**EXERCISE INSTRUCTIONS**
Check every line of the data and copy the ones where "index" appears.

**TASK DATA**
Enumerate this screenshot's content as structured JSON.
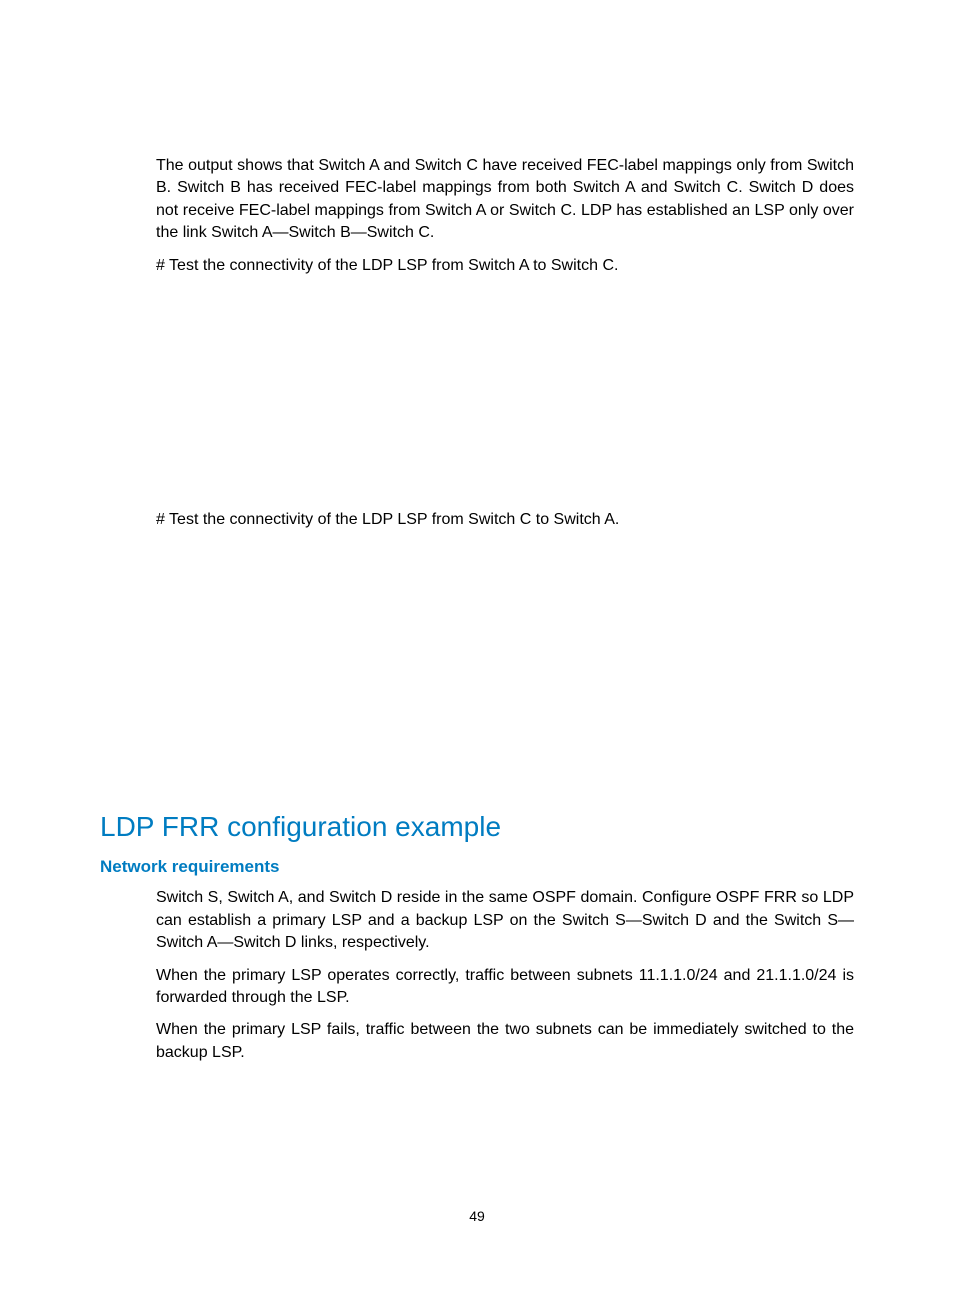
{
  "para1": "The output shows that Switch A and Switch C have received FEC-label mappings only from Switch B. Switch B has received FEC-label mappings from both Switch A and Switch C. Switch D does not receive FEC-label mappings from Switch A or Switch C. LDP has established an LSP only over the link Switch A—Switch B—Switch C.",
  "para2": "# Test the connectivity of the LDP LSP from Switch A to Switch C.",
  "para3": "# Test the connectivity of the LDP LSP from Switch C to Switch A.",
  "heading1": "LDP FRR configuration example",
  "heading2": "Network requirements",
  "para4": "Switch S, Switch A, and Switch D reside in the same OSPF domain. Configure OSPF FRR so LDP can establish a primary LSP and a backup LSP on the Switch S—Switch D and the Switch S—Switch A—Switch D links, respectively.",
  "para5": "When the primary LSP operates correctly, traffic between subnets 11.1.1.0/24 and 21.1.1.0/24 is forwarded through the LSP.",
  "para6": "When the primary LSP fails, traffic between the two subnets can be immediately switched to the backup LSP.",
  "pageNumber": "49"
}
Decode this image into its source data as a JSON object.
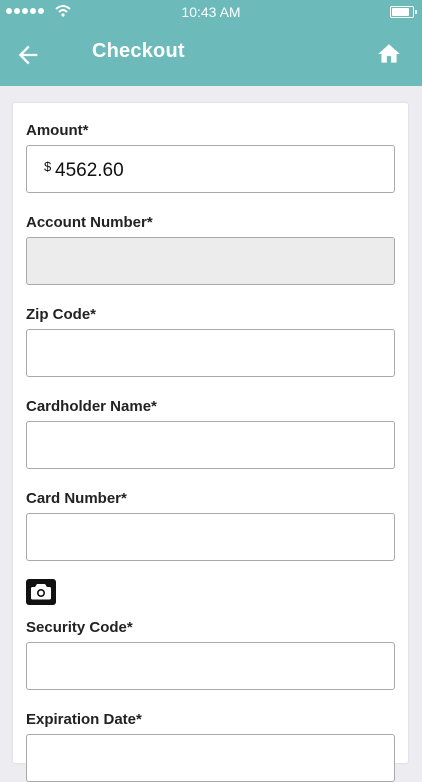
{
  "status_bar": {
    "time": "10:43 AM"
  },
  "nav": {
    "title": "Checkout",
    "back_icon": "arrow-left-icon",
    "home_icon": "home-icon"
  },
  "colors": {
    "header": "#6cbaba",
    "background": "#ececf1"
  },
  "form": {
    "amount": {
      "label": "Amount*",
      "currency": "$",
      "value": "4562.60"
    },
    "account_number": {
      "label": "Account Number*",
      "value": ""
    },
    "zip_code": {
      "label": "Zip Code*",
      "value": ""
    },
    "cardholder_name": {
      "label": "Cardholder Name*",
      "value": ""
    },
    "card_number": {
      "label": "Card Number*",
      "value": "",
      "scan_icon": "camera-icon"
    },
    "security_code": {
      "label": "Security Code*",
      "value": ""
    },
    "expiration_date": {
      "label": "Expiration Date*",
      "value": ""
    }
  }
}
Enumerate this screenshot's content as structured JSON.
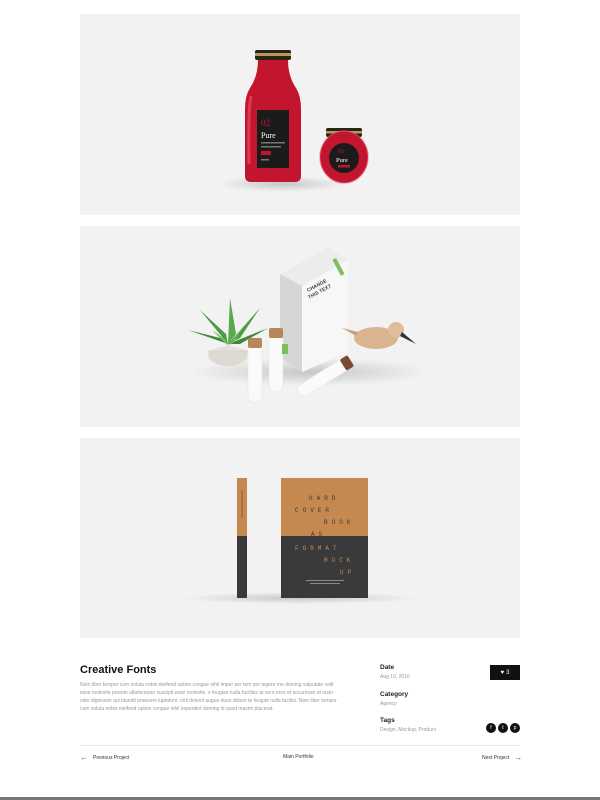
{
  "gallery": {
    "bottle_label_number": "02",
    "bottle_label_brand": "Pure",
    "jar_label_number": "05",
    "jar_label_brand": "Pure",
    "bag_label_line1": "CHANGE",
    "bag_label_line2": "THIS TEXT",
    "book_cover_lines": [
      "HARD",
      "COVER",
      "BOOK",
      "AS",
      "FORMAT",
      "MOCK",
      "UP"
    ]
  },
  "project": {
    "title": "Creative Fonts",
    "description": "Nam liber tempor cum soluta nobis eleifend option congue nihil imper per tem por legere me doming vulputate velit esse molestie possim ullamcorper suscipit esse molestie. s feugian nulla facilisis at vero eros et accumsan et iusto odio dignissim qui blandit praesent luptatum. ctril delenit augue duos dolore te feugait nulla facilisi. Nam liber tempor cum soluta nobis eleifend option congue nihil imperdiet doming id quod mazim placerat."
  },
  "meta": {
    "date_label": "Date",
    "date_value": "Aug 10, 2016",
    "category_label": "Category",
    "category_value": "Agency",
    "tags_label": "Tags",
    "tags_value": "Design, Mockup, Product"
  },
  "like": {
    "icon": "heart-icon",
    "count": "3"
  },
  "share": [
    {
      "name": "facebook-icon",
      "glyph": "f"
    },
    {
      "name": "twitter-icon",
      "glyph": "t"
    },
    {
      "name": "pinterest-icon",
      "glyph": "p"
    }
  ],
  "navigation": {
    "previous": "Previous Project",
    "main": "Main Portfolio",
    "next": "Next Project"
  },
  "colors": {
    "accent_red": "#c4152e",
    "book_orange": "#c5894f",
    "book_dark": "#3a3a3c",
    "dark_button": "#111111"
  }
}
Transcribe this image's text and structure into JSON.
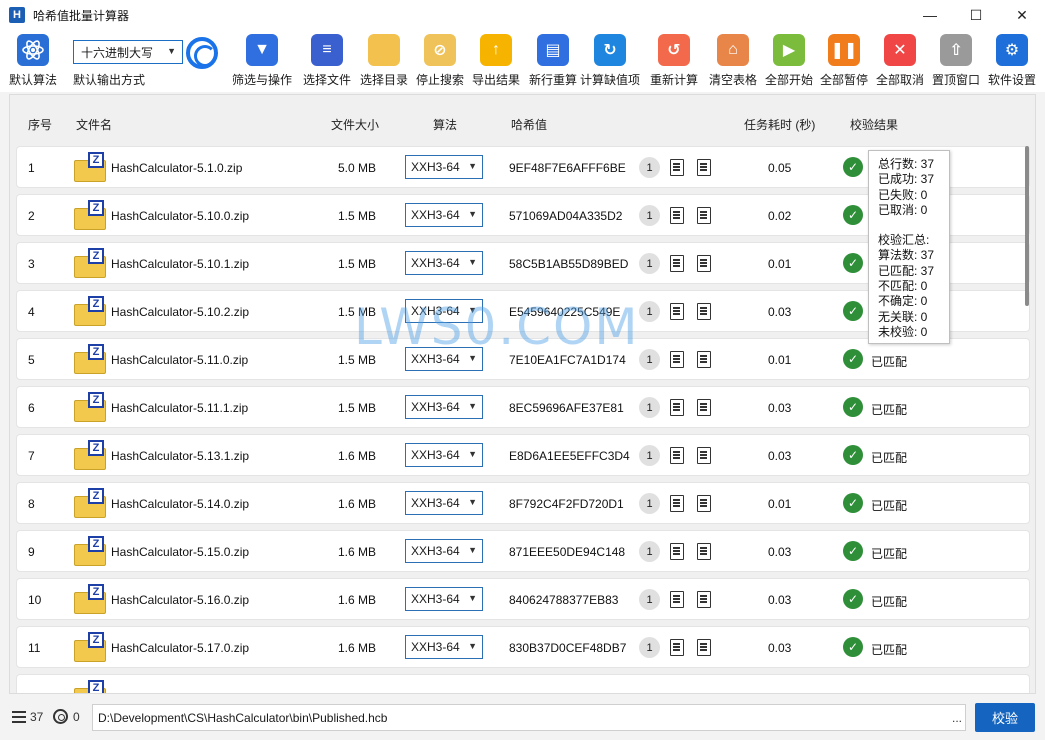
{
  "window": {
    "app_icon_letter": "H",
    "title": "哈希值批量计算器",
    "minimize": "—",
    "maximize": "☐",
    "close": "✕"
  },
  "toolbar": {
    "default_algo_label": "默认算法",
    "output_mode_value": "十六进制大写",
    "output_mode_label": "默认输出方式",
    "buttons": [
      {
        "label": "筛选与操作",
        "icon": "filter-icon",
        "color": "#2f6fe0"
      },
      {
        "label": "选择文件",
        "icon": "file-list-icon",
        "color": "#3a5fcf"
      },
      {
        "label": "选择目录",
        "icon": "folder-icon",
        "color": "#f2c14e"
      },
      {
        "label": "停止搜索",
        "icon": "stop-icon",
        "color": "#f0c35a"
      },
      {
        "label": "导出结果",
        "icon": "export-icon",
        "color": "#f6b400"
      },
      {
        "label": "新行重算",
        "icon": "new-row-icon",
        "color": "#2f6fe0"
      },
      {
        "label": "计算缺值项",
        "icon": "refresh-icon",
        "color": "#1f86e0"
      },
      {
        "label": "重新计算",
        "icon": "recalc-icon",
        "color": "#f26a4b"
      },
      {
        "label": "清空表格",
        "icon": "basket-icon",
        "color": "#e8864a"
      },
      {
        "label": "全部开始",
        "icon": "play-icon",
        "color": "#7cbc3c"
      },
      {
        "label": "全部暂停",
        "icon": "pause-icon",
        "color": "#f07c1c"
      },
      {
        "label": "全部取消",
        "icon": "cancel-icon",
        "color": "#f04646"
      },
      {
        "label": "置顶窗口",
        "icon": "pin-top-icon",
        "color": "#9a9a9a"
      },
      {
        "label": "软件设置",
        "icon": "gear-icon",
        "color": "#1e6fd9"
      }
    ]
  },
  "table": {
    "headers": {
      "index": "序号",
      "filename": "文件名",
      "size": "文件大小",
      "algorithm": "算法",
      "hash": "哈希值",
      "duration": "任务耗时 (秒)",
      "verify": "校验结果"
    },
    "rows": [
      {
        "index": "1",
        "filename": "HashCalculator-5.1.0.zip",
        "size": "5.0 MB",
        "algorithm": "XXH3-64",
        "hash": "9EF48F7E6AFFF6BE",
        "count": "1",
        "duration": "0.05",
        "status": ""
      },
      {
        "index": "2",
        "filename": "HashCalculator-5.10.0.zip",
        "size": "1.5 MB",
        "algorithm": "XXH3-64",
        "hash": "571069AD04A335D2",
        "count": "1",
        "duration": "0.02",
        "status": ""
      },
      {
        "index": "3",
        "filename": "HashCalculator-5.10.1.zip",
        "size": "1.5 MB",
        "algorithm": "XXH3-64",
        "hash": "58C5B1AB55D89BED",
        "count": "1",
        "duration": "0.01",
        "status": ""
      },
      {
        "index": "4",
        "filename": "HashCalculator-5.10.2.zip",
        "size": "1.5 MB",
        "algorithm": "XXH3-64",
        "hash": "E5459640225C549E",
        "count": "1",
        "duration": "0.03",
        "status": ""
      },
      {
        "index": "5",
        "filename": "HashCalculator-5.11.0.zip",
        "size": "1.5 MB",
        "algorithm": "XXH3-64",
        "hash": "7E10EA1FC7A1D174",
        "count": "1",
        "duration": "0.01",
        "status": "已匹配"
      },
      {
        "index": "6",
        "filename": "HashCalculator-5.11.1.zip",
        "size": "1.5 MB",
        "algorithm": "XXH3-64",
        "hash": "8EC59696AFE37E81",
        "count": "1",
        "duration": "0.03",
        "status": "已匹配"
      },
      {
        "index": "7",
        "filename": "HashCalculator-5.13.1.zip",
        "size": "1.6 MB",
        "algorithm": "XXH3-64",
        "hash": "E8D6A1EE5EFFC3D4",
        "count": "1",
        "duration": "0.03",
        "status": "已匹配"
      },
      {
        "index": "8",
        "filename": "HashCalculator-5.14.0.zip",
        "size": "1.6 MB",
        "algorithm": "XXH3-64",
        "hash": "8F792C4F2FD720D1",
        "count": "1",
        "duration": "0.01",
        "status": "已匹配"
      },
      {
        "index": "9",
        "filename": "HashCalculator-5.15.0.zip",
        "size": "1.6 MB",
        "algorithm": "XXH3-64",
        "hash": "871EEE50DE94C148",
        "count": "1",
        "duration": "0.03",
        "status": "已匹配"
      },
      {
        "index": "10",
        "filename": "HashCalculator-5.16.0.zip",
        "size": "1.6 MB",
        "algorithm": "XXH3-64",
        "hash": "840624788377EB83",
        "count": "1",
        "duration": "0.03",
        "status": "已匹配"
      },
      {
        "index": "11",
        "filename": "HashCalculator-5.17.0.zip",
        "size": "1.6 MB",
        "algorithm": "XXH3-64",
        "hash": "830B37D0CEF48DB7",
        "count": "1",
        "duration": "0.03",
        "status": "已匹配"
      }
    ]
  },
  "tooltip": {
    "lines_a": [
      "总行数: 37",
      "已成功: 37",
      "已失败: 0",
      "已取消: 0"
    ],
    "lines_b": [
      "校验汇总:",
      "算法数: 37",
      "已匹配: 37",
      "不匹配: 0",
      "不确定: 0",
      "无关联: 0",
      "未校验: 0"
    ]
  },
  "watermark": "LWS0.COM",
  "bottom": {
    "row_count": "37",
    "target_count": "0",
    "path": "D:\\Development\\CS\\HashCalculator\\bin\\Published.hcb",
    "dots": "...",
    "verify_button": "校验"
  }
}
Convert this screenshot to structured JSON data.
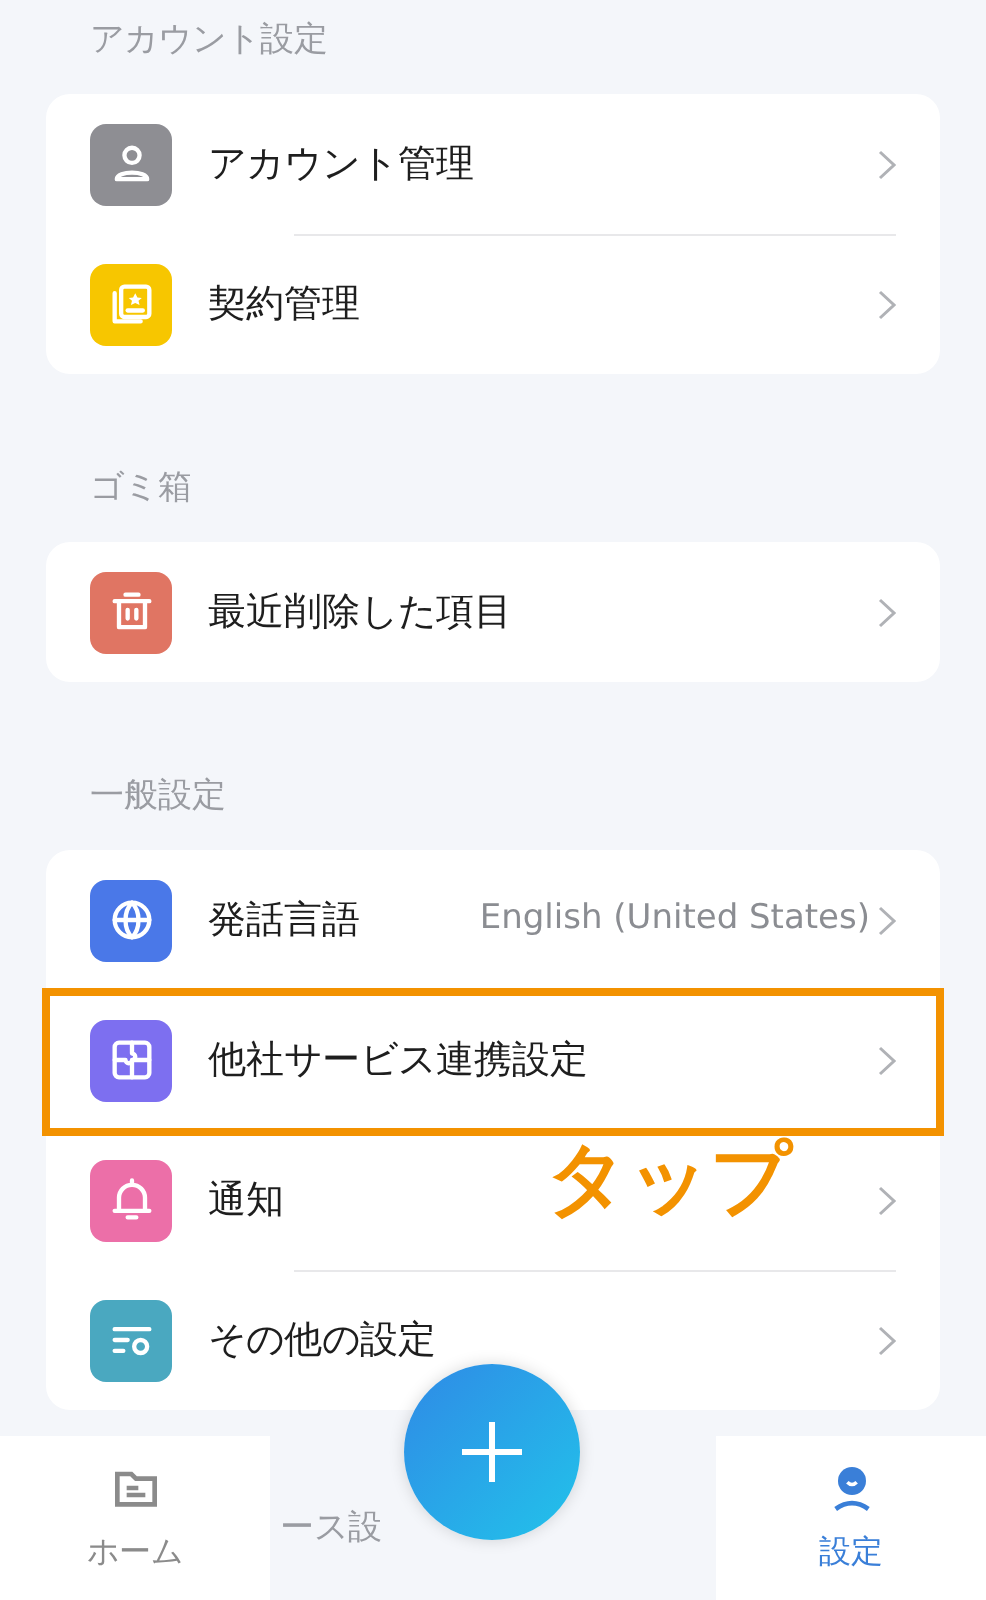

**ANSWER SPACE**
      "index": "序号",
        "index": "1",
        "index": "2",
        "index": "3",
        "index": "4",
        "index": "5",
        "index": "6",
        "index": "7",
        "index": "8",
        "index": "9",
        "index": "10",
        "index": "11",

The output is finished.